Hello and welcome to This Reporter's weekly news and style round-up. And isn't it curious how the fortunes of Britain and America appear to be in perfect accord, as the two greatest disasters in living memory - the election of Trump and the Brexit referendum - have reached an apocalyptic pinnacle this week. The question is, when will we have the time, or opportunity, to buy our new school blazer?

Because politicians are getting ready for a new school term at the exclusive, fee-paying establishment which is Westminster, and this is to be the equivalent of an exam - rather than a 'doss' - year. As a result they have been inflicted with an element of holiday homework, namely the reading up on the No Deal “information papers”, which the Government ummed and ahhed over releasing. For fear the nation would collectively wet itself.
This would have been quite the handy solution, but as to flooding the place, This Reporter has just one question – whether the Dealers or No Deale…

Brexit Spoiler Alert and the Autumn Brogues

WE'RE going to be getting the political miles in this week so there's no other thing for it. Time to purchase our autumn brogues. Welcome to This Reporter's news and style round-up.

And we begin with the blast from the past which is Gordon Brown. Like Harold from Neighbours, we thought we were shot of him, until he showed up years later with a spot of amnesia. Though Mr Brown's brain cogs appear to be firing on all mathematical cylinders, as he warned us this week we were in danger of "sleepwalking" into another financial crisis - if world leaders did not work together in acting on the lessons of 2008.

The trouble is the former Labour chancellor (and lest we forget - Prime Minister) was unable to say what would trigger it. This Reporter wouldn't like to presume - Gordon's the 'money whizz' - but how about the small matter we have come to call Brexit, as suggested by the Bank of England's Mark Carney this week.

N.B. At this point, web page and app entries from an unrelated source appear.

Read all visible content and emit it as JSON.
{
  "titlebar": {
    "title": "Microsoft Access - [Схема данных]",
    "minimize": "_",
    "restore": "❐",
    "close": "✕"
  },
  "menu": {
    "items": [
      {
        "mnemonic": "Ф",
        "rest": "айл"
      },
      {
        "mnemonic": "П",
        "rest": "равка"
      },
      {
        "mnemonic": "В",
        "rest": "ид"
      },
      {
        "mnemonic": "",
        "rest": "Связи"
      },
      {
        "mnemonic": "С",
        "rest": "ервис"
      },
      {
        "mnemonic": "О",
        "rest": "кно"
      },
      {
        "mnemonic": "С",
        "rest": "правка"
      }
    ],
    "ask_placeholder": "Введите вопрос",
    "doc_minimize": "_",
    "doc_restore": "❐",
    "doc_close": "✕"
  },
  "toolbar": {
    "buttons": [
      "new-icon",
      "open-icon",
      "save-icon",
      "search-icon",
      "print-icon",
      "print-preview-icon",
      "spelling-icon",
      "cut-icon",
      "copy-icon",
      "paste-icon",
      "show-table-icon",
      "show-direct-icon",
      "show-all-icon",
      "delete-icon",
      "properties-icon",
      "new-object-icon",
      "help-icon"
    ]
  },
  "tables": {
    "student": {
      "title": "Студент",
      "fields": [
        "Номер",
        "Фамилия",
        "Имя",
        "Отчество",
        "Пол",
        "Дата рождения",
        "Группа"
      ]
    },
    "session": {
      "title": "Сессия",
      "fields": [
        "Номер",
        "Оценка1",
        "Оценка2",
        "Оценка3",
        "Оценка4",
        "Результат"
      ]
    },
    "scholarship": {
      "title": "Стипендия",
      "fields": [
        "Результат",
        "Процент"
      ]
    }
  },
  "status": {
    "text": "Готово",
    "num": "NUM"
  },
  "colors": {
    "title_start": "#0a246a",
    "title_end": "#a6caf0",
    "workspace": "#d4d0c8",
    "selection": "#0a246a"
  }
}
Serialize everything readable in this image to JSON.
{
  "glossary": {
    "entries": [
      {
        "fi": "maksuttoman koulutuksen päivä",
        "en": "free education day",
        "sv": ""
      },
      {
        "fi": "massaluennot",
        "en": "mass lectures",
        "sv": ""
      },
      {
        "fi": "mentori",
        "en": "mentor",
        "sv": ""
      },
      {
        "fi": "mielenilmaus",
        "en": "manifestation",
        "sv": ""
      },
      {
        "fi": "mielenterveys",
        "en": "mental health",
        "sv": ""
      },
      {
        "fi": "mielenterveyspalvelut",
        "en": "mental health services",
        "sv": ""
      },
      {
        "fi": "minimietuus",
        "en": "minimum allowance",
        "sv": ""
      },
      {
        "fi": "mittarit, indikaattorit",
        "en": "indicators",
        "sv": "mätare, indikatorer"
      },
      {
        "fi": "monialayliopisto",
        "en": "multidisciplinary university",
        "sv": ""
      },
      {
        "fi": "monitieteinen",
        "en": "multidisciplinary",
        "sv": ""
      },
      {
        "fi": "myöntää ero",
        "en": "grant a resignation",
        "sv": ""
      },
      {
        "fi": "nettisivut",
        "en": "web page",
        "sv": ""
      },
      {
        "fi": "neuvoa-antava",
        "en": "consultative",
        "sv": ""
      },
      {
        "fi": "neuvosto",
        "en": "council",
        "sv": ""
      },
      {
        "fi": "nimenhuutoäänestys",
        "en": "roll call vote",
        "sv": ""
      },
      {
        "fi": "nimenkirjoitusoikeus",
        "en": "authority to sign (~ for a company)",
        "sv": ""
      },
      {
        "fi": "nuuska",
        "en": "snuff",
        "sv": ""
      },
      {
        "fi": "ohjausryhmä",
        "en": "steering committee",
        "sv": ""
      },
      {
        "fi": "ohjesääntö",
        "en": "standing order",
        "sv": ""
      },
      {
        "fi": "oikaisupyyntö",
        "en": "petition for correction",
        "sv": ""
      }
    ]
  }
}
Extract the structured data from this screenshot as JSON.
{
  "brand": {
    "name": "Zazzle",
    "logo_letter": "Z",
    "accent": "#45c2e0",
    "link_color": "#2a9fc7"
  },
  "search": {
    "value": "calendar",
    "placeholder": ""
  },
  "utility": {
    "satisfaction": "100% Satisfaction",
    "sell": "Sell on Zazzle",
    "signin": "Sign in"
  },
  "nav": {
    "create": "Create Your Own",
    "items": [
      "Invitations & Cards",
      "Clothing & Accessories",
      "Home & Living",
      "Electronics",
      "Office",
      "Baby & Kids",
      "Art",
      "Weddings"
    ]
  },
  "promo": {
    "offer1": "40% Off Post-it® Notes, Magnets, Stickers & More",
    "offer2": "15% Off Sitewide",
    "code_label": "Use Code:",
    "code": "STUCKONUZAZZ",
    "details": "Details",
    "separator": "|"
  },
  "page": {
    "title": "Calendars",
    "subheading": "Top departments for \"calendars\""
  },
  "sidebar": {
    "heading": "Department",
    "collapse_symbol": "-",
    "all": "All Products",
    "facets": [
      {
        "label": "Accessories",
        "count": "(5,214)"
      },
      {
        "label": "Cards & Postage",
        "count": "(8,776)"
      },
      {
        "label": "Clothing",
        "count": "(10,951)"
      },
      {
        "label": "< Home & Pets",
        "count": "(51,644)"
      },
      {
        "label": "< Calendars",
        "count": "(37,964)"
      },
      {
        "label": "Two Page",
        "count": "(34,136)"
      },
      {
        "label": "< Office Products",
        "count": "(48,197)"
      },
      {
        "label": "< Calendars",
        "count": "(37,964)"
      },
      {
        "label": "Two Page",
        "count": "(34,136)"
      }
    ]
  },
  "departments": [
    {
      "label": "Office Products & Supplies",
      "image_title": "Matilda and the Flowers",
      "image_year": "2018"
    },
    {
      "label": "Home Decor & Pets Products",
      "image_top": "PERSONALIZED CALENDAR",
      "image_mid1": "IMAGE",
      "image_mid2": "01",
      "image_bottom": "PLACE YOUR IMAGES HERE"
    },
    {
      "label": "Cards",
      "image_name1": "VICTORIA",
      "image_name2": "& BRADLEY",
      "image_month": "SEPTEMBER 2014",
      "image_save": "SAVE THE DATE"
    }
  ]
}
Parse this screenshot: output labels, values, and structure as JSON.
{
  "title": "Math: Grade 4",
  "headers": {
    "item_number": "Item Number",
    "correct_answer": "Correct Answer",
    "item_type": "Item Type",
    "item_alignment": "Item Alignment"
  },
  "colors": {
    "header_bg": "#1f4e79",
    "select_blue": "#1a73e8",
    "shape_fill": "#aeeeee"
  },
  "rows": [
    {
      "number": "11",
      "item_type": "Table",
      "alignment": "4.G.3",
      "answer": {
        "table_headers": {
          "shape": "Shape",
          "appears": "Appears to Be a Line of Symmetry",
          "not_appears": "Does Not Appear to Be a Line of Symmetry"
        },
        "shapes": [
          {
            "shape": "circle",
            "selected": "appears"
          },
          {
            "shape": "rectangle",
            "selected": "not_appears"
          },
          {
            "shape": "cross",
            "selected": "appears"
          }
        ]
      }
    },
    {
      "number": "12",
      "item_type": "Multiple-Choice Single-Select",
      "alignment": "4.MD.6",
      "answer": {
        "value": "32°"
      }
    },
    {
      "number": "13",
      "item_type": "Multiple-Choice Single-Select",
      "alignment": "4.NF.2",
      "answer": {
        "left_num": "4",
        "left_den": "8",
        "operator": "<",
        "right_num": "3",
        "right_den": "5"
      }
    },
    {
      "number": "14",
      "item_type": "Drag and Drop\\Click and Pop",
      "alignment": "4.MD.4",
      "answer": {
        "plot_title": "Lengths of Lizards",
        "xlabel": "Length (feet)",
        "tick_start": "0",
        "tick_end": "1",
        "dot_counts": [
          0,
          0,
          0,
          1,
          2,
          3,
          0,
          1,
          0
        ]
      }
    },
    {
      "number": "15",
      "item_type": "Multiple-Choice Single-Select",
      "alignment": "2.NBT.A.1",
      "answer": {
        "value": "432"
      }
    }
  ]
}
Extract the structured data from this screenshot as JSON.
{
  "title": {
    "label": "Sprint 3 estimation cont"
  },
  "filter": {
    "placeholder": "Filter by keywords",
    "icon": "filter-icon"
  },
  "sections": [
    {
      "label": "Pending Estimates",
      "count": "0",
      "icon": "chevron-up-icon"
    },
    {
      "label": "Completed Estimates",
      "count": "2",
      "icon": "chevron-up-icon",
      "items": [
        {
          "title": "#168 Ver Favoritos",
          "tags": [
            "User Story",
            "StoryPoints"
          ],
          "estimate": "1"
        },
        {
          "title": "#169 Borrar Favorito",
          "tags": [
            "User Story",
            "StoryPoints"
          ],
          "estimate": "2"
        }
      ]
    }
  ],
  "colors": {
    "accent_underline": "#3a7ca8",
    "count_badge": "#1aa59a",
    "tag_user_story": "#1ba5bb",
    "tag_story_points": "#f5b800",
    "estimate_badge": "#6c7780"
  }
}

Talking of which, the Governm…

Brexit Titanic, Bond and the Balenciaga Sweater

THE sartorial equivalent of an exploding tin of Alphabetti spaghetti has hit the fashion world this week with the resurgence of the 90s trend for big shouty designer logos emblazoned all over clothes. And This Reporter can see this as no co-incidence of timing, as we witness a political front scant in truth-telling or plain-speaking but instead besmirched by skulduggery, twiddle-twoddle and bare-faced lies. You'll see. Welcome to your news and style round-up.

First up on the news podium is Jeremy Corbyn and listen..."speech, speech, speech, speech". That's the cacophonous call from multiple sides this week for the Labour leader to formally address claims of anti-semitism, both personally, and within his party.

One journalist, Gary Younge, a columnist for The Guardian, has gone so far as to write a speech for him. The gist of it runs that Corbyn must own his past mistakes, but issue the plea he has been more often than not on the right side of history.

Whether Corbyn&…